"'Ua fetaui lelei fola o le 'alia."

"The deck-planks (fola) of the voyaging canoe ('alia) fit together well."
"The 'alia canoes sailed by our ancestors were a testament to the technological genius of Polynesian maritime science. Expert craftsmen (tufuga fau va'a) cut timber, lashed planks, and shaped immense hulls and decks capable of carrying tons of cargo and hundreds of people across the open sea. This proverb refers to the Sāmoan value of vā fealoa'i (interpersonal relationships): great accomplishments and social harmony are only possible when members of a family, or team, or society "fit" together like the watertight planks of the 'alia."
"'O fānau a manu e fafaga i fugālā'au, 'ae 'o fānau a tagata e fafaga i 'upu."

"The offspring of birds are fed with flower nectar, but the children of men are nurtured with words."
"According to our fa'a-Sāmoa this is the foundational concept of child-rearing and discipline; the guidance and nurturing of the younger generation is the collective responsibility of the entire family, village, and society."
"O le ala i le pule o le tautua."

"The way to authority is through service."
"The concept of tautua includes the notion that in order to lead, one must serve."
"Ia malu le vai i lou finagalo."

"May your mind be like cool water."
"Used to ask an offended person for forgiveness."
"Ua mu le lima, tapa le i'ofi."

"Having foolishly got into trouble he is asking for help."
"Once bitten, twice shy."
"Ua se aga e tasi."

"They all use a one gauge mesh."
"They are all of one mind."
"Ia seu le manu ae silasila i le galu."

"Catch the bird and watch the breakers."
"Take proper precautions."
"Ua sanisani fa'a manu ao."

"Singing like the birds dawn chorus."
"Joy at seeing one's friends."
"E pala ma'a, 'ae lē pala 'upu."

"Even stones erode away, but words will never decay."
"As a society with a rich, ancient oral/aural culture, our tupu'aga ma tua'ā (ancestors and forebears) understood the enduring power of the spoken word, especially the irrevocable damage that insulting words could have on vā fealoa'i (interpersonal relationships)."

"So'o le fau i le fau."

"Join the hibiscus fibre to hibiscus fibre."
"Unity is strength."
"Ua vela le fala."

"The mat is warm."
"Refers to a long meeting."
"O le fuata ma lona lou."

"There is a lou (harvesting pole) for every crop."
"A leader will arise in every emergency."
"Se'i fono le pa'a ma ona vae."

"Let the crab take counsel with its legs."
"Be careful to think things out before taking action."
"Tali i lagi vai o A'opo."

"A'opo waits for water from heavens."
"All blessings comes from above."
"E poto le tautai ae se le atu i ama."

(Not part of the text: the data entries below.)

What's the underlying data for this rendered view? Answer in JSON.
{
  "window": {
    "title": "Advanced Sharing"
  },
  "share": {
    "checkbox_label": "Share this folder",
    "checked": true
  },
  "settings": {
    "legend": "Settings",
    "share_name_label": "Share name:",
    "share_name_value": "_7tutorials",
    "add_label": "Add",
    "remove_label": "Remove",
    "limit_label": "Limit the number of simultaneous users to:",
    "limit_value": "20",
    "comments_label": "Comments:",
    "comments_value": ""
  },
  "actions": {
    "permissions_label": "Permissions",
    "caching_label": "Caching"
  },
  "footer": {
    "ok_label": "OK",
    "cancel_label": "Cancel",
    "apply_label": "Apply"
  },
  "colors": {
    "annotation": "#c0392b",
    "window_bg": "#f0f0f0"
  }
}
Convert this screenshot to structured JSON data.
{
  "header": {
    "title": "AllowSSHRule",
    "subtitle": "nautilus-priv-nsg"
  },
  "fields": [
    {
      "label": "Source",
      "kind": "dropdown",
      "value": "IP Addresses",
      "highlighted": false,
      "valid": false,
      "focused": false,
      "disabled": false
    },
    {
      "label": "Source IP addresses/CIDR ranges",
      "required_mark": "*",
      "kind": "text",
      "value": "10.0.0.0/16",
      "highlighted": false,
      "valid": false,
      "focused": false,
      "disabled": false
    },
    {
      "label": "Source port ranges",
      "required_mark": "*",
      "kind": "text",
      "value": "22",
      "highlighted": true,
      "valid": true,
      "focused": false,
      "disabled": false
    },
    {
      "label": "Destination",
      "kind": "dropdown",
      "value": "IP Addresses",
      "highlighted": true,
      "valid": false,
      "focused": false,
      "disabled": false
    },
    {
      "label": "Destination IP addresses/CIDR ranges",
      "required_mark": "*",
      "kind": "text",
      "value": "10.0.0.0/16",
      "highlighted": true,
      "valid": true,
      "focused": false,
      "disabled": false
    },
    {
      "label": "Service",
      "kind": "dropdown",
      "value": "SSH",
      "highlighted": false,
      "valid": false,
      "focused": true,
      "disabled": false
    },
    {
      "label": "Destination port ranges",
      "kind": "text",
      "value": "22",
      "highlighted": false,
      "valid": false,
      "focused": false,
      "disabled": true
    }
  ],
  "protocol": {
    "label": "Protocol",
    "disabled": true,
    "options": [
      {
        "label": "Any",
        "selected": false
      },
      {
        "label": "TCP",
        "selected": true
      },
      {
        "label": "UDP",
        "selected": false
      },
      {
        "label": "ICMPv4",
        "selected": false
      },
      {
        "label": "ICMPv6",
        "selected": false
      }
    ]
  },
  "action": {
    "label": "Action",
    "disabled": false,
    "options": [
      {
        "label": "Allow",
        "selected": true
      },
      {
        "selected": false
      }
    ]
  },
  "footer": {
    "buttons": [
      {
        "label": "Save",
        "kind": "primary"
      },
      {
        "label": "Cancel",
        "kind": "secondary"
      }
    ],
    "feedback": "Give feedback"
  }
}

"Even a skilled fisherman entangles the bonito in the outrigger."
"An apology for offending someone."

Reference Sources:
1. Samoana Integrated Language Initiative
2. NZ Ministry of Pacific Island Affairs